:: Instructions for the task ::
Copy out each line of the data below in which "марта" appears.

Top of Information

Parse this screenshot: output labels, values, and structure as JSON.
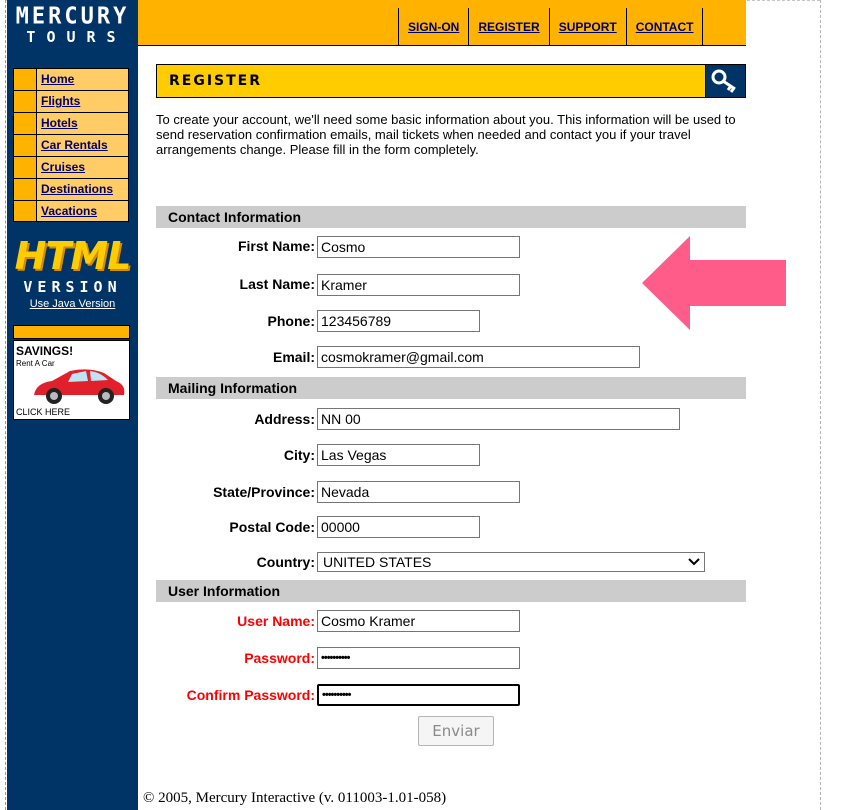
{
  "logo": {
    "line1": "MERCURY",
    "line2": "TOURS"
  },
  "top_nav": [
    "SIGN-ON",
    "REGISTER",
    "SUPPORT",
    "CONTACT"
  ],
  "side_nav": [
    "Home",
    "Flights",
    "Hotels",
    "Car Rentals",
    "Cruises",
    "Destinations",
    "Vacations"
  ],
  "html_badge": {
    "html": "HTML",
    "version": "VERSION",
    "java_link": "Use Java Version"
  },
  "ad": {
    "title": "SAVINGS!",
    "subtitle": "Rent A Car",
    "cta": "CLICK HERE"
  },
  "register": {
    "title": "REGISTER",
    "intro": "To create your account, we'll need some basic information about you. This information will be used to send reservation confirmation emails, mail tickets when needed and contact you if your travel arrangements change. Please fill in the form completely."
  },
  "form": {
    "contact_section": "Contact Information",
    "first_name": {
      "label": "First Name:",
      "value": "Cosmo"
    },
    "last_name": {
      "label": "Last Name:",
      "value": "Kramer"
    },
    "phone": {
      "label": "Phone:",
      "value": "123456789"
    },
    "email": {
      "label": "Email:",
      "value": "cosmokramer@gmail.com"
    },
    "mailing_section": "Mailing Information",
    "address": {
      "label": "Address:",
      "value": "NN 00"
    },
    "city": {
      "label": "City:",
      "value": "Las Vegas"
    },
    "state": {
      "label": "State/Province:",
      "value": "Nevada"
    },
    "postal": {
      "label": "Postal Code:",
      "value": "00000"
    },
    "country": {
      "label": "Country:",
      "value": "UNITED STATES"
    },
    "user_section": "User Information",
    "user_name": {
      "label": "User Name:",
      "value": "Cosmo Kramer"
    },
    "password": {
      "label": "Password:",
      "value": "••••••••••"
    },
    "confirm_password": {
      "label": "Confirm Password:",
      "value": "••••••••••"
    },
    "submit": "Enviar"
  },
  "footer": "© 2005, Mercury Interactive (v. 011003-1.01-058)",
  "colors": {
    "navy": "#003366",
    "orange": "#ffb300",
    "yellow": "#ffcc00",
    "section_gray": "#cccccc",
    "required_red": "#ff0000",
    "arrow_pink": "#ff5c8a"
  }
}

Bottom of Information
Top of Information

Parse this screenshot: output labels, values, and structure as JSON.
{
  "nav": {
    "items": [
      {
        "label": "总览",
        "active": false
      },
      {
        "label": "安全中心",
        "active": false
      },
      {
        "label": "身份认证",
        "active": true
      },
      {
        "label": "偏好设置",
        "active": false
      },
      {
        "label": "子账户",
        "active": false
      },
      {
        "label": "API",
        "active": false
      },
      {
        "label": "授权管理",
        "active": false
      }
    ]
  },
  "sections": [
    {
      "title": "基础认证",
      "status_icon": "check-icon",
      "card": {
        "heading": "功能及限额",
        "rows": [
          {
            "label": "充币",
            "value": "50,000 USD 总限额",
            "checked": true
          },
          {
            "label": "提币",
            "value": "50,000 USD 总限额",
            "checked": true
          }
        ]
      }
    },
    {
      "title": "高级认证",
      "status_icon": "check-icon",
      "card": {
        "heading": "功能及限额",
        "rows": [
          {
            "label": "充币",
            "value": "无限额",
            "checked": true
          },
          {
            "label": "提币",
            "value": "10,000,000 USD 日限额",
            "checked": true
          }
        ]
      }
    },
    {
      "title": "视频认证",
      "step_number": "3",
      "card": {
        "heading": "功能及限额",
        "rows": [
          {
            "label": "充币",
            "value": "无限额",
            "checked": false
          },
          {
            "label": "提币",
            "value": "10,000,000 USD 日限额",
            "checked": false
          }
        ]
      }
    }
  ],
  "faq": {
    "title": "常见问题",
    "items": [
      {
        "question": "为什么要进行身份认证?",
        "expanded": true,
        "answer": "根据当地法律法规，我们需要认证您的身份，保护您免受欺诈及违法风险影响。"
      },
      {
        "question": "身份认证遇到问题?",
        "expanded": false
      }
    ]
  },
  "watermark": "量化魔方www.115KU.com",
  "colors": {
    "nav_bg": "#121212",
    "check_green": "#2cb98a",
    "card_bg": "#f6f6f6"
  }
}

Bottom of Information
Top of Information

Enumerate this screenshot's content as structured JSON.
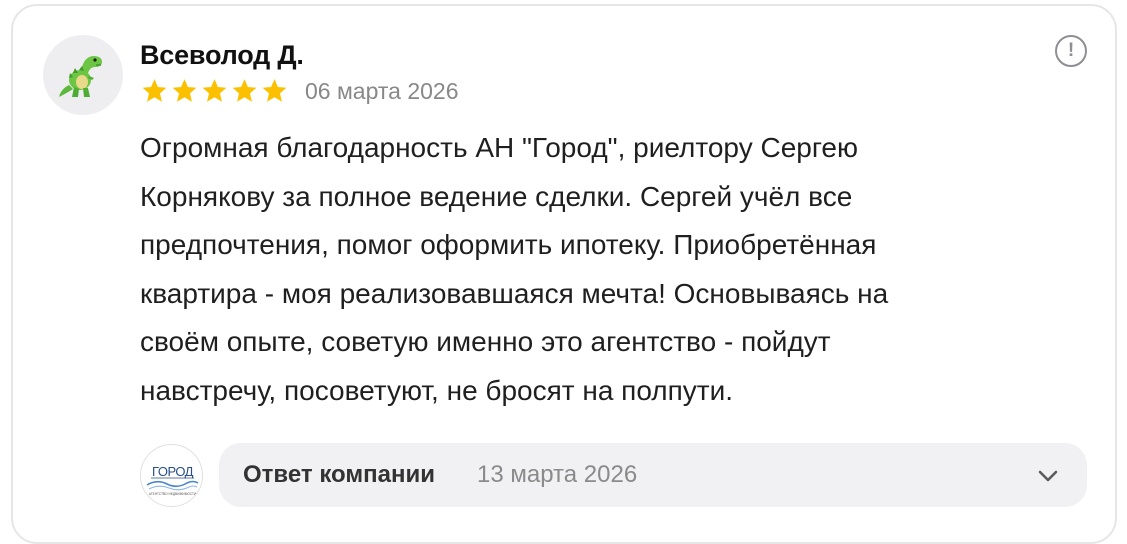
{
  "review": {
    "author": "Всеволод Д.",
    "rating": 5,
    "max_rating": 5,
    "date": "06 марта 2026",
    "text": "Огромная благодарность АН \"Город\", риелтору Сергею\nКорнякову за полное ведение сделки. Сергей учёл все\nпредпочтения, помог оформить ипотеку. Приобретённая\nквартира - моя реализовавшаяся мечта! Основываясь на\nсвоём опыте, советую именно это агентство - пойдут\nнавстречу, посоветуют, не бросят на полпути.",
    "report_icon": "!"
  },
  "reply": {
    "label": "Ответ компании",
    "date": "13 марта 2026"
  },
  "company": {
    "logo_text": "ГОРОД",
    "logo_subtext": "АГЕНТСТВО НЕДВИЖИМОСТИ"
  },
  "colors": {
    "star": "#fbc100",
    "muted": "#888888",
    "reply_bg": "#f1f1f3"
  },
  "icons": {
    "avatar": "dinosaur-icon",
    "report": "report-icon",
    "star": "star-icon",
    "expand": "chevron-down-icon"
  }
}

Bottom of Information

:: Answer for the task ::
    "date": "06 марта 2026",
    "date": "13 марта 2026"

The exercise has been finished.